419

 
1,576,111

 
 
 
 
 
 
Accrued expenses and other liabilities
120,118

 
(9,842
)
 
110,276

Contract liabilities

 
34,888

 
34,888

Billings in excess of costs on uncompleted contracts
24,627

 
(24,627
)
 

Total liabilities
701,033

 
419

 
701,452

 
 
 
 
 
 
Total liabilities and stockholders’ equity
$
1,575,692

 
$
419

 
$
1,576,111



40



Disaggregation of revenue
The following table presents the Company’s net sales disaggregated by customer type. See Note 15 to the consolidated financial statements for a disaggregation of the Company’s net sales by main product lines. As noted above, prior period amounts have not been adjusted under the modified retrospective method and continue to be reported in accordance with the Company’s historic accounting policy under Topic 605.

The following table reflects the Company’s estimate of net sales by each customer type for the years ended December 31, 2018, 2017 and 2016. Certain previously reported amounts for interim periods during the year ended December 31, 2018 and for the year ended December 31, 2017 were revised in the table below. The revisions were not material to the previously issued financial statements.
 
 
Year Ended December 31,
(in thousands)
 
2018
 
2017
 
2016
Single-family homebuilders
 
$
2,814,100

 
$
2,526,837

 
$
2,262,124

Remodeling contractors
 
427,346

 
380,460

 
371,018

Multi-family, commercial & other contractors
 
441,002

 
458,671

 
460,601

Total net sales
 
$
3,682,448

 
$
3,365,968

 
$
3,093,743

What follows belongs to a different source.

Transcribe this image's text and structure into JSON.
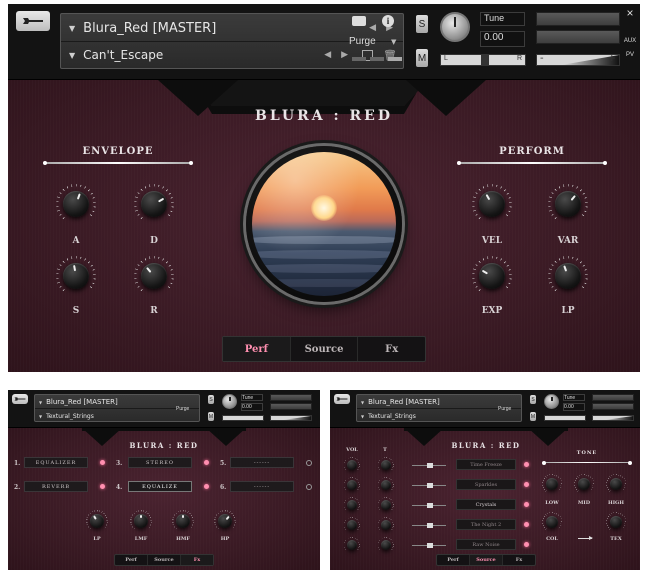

Contract balances
The following table reflects the Company’s contract balances as of December 31, 2018 and January 1, 2018, the date that the Company adopted Topic 606:
(in thousands)
December 31, 2018
 
January 1, 2018
 
Change